* Required work *
Once the pictures have been excluded, set down each remaining entry word for word.

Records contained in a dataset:

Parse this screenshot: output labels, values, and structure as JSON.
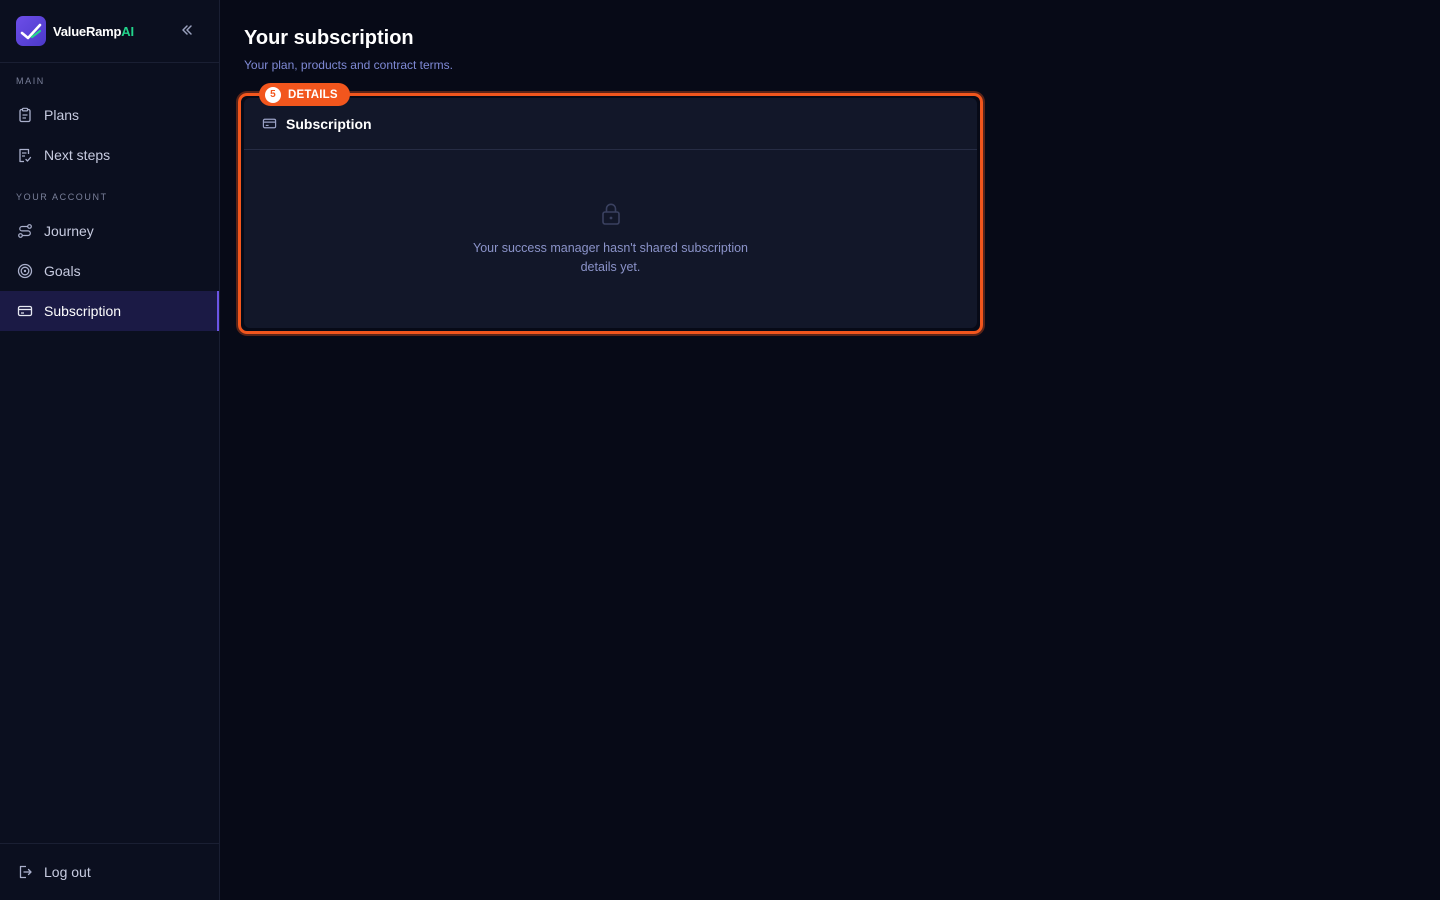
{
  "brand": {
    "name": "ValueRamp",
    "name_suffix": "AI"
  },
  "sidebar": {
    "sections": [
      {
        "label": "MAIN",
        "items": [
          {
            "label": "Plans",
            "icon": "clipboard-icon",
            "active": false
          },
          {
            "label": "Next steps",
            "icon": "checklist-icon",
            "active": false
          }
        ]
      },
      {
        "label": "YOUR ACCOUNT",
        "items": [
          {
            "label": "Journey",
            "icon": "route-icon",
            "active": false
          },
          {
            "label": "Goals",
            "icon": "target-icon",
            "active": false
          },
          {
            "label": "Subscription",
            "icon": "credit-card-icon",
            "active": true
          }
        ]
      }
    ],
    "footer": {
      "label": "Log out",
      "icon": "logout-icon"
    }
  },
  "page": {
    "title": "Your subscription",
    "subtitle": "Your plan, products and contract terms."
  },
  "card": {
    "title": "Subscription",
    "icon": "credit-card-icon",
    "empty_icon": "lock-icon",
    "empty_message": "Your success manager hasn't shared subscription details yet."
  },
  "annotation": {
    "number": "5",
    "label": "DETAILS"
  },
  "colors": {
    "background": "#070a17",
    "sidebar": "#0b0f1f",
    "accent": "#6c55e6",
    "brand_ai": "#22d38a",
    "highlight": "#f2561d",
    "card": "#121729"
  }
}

* Answer box *
Parse this screenshot: output labels, values, and structure as JSON.
{
  "brand": {
    "name": "ValueRamp",
    "name_suffix": "AI"
  },
  "sidebar": {
    "sections": [
      {
        "label": "MAIN",
        "items": [
          {
            "label": "Plans",
            "icon": "clipboard-icon",
            "active": false
          },
          {
            "label": "Next steps",
            "icon": "checklist-icon",
            "active": false
          }
        ]
      },
      {
        "label": "YOUR ACCOUNT",
        "items": [
          {
            "label": "Journey",
            "icon": "route-icon",
            "active": false
          },
          {
            "label": "Goals",
            "icon": "target-icon",
            "active": false
          },
          {
            "label": "Subscription",
            "icon": "credit-card-icon",
            "active": true
          }
        ]
      }
    ],
    "footer": {
      "label": "Log out",
      "icon": "logout-icon"
    }
  },
  "page": {
    "title": "Your subscription",
    "subtitle": "Your plan, products and contract terms."
  },
  "card": {
    "title": "Subscription",
    "icon": "credit-card-icon",
    "empty_icon": "lock-icon",
    "empty_message": "Your success manager hasn't shared subscription details yet."
  },
  "annotation": {
    "number": "5",
    "label": "DETAILS"
  },
  "colors": {
    "background": "#070a17",
    "sidebar": "#0b0f1f",
    "accent": "#6c55e6",
    "brand_ai": "#22d38a",
    "highlight": "#f2561d",
    "card": "#121729"
  }
}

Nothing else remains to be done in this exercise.